- _Exercise goal_: Report how many lines of the listing below include the word "Rentals". Give nothing but the number.

- _Source records_:
■ ■ ■ ■ ■
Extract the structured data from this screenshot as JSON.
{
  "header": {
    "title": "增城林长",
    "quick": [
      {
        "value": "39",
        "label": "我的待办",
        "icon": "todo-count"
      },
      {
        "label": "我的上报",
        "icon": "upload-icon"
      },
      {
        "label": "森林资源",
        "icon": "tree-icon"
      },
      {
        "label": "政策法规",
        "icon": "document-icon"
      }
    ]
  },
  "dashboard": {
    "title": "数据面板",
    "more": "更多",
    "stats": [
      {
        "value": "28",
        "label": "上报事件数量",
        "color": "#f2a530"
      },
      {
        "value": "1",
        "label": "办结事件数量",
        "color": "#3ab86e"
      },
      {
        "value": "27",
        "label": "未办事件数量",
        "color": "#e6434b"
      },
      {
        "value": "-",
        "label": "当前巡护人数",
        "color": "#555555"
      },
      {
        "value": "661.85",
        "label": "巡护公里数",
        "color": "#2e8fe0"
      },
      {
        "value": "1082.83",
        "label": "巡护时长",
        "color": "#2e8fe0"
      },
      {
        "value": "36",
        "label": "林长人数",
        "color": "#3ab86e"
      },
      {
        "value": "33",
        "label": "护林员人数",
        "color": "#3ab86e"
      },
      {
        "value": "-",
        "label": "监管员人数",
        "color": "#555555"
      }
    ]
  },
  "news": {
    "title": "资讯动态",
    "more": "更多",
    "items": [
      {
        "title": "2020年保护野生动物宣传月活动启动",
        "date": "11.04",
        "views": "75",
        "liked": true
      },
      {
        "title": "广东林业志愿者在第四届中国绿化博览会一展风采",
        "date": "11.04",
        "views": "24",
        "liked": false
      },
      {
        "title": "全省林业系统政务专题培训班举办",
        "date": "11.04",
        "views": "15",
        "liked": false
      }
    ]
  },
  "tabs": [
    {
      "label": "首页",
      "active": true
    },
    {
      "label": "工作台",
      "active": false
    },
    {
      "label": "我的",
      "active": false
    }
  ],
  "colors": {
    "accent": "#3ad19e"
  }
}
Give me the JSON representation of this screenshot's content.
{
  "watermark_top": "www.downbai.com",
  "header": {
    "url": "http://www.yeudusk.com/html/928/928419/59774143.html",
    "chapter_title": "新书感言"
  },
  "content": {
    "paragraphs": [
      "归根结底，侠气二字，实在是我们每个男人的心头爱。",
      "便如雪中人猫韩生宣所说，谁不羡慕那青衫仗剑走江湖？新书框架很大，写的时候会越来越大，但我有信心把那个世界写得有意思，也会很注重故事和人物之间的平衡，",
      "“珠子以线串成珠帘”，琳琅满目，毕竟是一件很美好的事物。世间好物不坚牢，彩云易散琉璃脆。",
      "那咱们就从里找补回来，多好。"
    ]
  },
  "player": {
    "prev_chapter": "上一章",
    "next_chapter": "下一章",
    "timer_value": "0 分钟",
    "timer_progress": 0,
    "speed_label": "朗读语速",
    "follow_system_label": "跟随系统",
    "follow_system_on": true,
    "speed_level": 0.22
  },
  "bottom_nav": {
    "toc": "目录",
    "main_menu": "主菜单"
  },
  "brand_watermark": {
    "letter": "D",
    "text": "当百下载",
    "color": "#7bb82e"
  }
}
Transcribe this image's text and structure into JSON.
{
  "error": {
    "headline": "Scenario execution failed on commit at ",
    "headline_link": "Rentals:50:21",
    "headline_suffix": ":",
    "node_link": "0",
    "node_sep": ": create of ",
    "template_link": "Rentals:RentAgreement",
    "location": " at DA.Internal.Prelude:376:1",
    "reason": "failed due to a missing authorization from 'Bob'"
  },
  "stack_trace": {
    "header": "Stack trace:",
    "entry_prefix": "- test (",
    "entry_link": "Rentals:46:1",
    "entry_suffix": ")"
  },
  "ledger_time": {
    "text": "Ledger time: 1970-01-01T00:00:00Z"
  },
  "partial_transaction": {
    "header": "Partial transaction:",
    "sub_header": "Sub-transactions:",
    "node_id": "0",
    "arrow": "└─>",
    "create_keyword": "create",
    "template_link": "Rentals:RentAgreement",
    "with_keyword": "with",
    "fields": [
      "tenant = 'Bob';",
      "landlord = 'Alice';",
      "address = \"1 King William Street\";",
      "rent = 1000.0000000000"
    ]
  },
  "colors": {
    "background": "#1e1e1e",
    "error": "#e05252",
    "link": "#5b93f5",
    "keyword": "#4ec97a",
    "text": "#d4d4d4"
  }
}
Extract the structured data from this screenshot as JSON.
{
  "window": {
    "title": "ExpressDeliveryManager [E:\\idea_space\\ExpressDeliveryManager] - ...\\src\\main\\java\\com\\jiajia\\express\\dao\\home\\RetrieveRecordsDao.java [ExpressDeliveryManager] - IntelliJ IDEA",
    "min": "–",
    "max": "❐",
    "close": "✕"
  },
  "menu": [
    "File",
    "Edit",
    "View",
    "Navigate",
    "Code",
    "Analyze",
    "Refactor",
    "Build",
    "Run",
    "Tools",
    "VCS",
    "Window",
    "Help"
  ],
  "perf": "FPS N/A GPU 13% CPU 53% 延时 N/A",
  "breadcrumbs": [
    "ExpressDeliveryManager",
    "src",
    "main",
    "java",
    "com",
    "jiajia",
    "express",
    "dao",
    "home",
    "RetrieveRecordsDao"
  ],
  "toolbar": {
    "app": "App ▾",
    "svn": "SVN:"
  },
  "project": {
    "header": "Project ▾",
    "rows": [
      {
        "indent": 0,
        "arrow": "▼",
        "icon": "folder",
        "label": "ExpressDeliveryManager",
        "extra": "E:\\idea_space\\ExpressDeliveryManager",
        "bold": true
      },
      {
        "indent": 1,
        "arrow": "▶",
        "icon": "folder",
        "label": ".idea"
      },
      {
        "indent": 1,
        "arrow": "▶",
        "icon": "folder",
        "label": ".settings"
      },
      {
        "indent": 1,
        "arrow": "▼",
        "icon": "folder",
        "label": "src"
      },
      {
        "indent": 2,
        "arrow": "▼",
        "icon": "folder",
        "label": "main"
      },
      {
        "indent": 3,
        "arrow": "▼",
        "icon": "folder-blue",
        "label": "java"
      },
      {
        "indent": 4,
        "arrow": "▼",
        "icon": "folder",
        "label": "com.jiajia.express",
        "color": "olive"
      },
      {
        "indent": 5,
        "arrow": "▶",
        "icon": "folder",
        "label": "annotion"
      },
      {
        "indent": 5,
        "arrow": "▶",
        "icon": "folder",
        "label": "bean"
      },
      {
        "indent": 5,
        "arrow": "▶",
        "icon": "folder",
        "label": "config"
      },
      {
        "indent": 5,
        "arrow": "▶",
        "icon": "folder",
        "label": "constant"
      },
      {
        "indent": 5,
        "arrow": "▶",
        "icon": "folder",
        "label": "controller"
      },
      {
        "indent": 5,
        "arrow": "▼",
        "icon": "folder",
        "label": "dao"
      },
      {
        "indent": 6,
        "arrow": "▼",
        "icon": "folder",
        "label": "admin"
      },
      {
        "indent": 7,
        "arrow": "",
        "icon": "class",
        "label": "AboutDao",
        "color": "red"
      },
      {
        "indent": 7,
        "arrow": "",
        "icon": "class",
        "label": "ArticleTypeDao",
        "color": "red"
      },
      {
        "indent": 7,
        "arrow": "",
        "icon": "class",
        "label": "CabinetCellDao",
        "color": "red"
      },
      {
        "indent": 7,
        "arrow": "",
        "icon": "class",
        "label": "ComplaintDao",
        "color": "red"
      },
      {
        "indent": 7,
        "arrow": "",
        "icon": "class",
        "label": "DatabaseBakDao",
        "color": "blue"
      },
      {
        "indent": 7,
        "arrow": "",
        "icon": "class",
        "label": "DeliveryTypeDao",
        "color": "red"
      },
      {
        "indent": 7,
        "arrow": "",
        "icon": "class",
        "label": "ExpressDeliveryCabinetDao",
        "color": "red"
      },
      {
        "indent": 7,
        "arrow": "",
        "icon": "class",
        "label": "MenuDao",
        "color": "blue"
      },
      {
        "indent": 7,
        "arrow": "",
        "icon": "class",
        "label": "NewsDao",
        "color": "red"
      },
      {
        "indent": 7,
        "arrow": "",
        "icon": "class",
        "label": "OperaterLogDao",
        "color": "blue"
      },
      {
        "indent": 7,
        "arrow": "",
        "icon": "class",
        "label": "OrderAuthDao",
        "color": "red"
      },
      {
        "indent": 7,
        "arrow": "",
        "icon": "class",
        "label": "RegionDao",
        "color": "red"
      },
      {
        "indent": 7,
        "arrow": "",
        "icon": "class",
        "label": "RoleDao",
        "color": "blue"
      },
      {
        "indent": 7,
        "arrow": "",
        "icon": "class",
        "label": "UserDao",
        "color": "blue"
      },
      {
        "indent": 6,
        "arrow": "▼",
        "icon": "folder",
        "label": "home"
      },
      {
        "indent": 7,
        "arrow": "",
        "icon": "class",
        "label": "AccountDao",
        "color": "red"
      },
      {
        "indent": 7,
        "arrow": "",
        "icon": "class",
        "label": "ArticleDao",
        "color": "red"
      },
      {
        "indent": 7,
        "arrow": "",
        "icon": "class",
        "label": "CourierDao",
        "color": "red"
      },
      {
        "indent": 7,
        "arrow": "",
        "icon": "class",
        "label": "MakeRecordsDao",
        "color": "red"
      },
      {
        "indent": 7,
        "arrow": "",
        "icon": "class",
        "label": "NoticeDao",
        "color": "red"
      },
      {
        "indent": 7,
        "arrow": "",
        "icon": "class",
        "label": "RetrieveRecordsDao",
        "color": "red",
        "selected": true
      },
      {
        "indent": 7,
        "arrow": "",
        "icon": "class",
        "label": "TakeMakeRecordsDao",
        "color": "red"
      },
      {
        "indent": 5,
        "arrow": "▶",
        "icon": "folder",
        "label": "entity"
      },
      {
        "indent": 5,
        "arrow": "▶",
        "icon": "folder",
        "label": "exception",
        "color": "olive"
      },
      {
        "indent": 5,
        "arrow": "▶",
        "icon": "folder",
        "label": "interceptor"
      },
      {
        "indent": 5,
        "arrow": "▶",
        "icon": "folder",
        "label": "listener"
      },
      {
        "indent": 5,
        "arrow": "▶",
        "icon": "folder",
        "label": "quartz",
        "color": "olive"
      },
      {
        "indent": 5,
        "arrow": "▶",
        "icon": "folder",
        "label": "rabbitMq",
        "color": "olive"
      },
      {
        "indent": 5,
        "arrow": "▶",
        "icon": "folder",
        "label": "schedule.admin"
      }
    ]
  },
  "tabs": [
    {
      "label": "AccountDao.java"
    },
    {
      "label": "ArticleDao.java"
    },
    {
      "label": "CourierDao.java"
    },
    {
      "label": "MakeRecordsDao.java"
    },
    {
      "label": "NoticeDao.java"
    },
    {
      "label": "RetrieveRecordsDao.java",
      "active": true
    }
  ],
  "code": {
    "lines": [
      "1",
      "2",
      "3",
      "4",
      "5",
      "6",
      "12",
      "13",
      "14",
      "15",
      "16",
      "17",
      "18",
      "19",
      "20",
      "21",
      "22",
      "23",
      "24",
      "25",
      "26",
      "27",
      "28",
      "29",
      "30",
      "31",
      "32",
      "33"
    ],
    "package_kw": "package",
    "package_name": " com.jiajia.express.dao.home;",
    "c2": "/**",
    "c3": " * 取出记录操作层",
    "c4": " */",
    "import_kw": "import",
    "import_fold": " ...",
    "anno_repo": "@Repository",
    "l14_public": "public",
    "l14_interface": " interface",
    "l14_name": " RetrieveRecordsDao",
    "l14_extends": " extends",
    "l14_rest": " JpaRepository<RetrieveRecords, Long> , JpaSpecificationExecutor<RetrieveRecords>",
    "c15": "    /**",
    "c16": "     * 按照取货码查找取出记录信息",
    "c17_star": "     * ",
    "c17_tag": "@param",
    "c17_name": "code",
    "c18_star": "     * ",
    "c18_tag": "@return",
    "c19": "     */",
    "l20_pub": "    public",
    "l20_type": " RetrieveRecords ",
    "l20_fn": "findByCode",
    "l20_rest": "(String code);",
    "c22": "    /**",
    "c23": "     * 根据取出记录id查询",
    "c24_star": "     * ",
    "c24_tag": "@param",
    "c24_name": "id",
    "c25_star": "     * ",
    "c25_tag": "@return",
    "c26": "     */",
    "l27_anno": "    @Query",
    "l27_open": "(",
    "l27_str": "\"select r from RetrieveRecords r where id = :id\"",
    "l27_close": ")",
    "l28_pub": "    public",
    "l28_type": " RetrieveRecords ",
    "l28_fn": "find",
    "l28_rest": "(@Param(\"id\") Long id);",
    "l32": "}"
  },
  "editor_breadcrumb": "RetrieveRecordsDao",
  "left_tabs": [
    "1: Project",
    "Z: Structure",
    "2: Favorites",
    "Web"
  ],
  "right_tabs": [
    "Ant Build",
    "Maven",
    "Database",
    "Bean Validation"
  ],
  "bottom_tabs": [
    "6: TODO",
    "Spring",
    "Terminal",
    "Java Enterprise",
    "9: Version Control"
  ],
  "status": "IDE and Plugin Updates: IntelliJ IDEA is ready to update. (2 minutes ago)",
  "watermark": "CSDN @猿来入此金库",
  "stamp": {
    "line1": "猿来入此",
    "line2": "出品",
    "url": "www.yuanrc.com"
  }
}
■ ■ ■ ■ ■
- _Answer to this exercise_: 4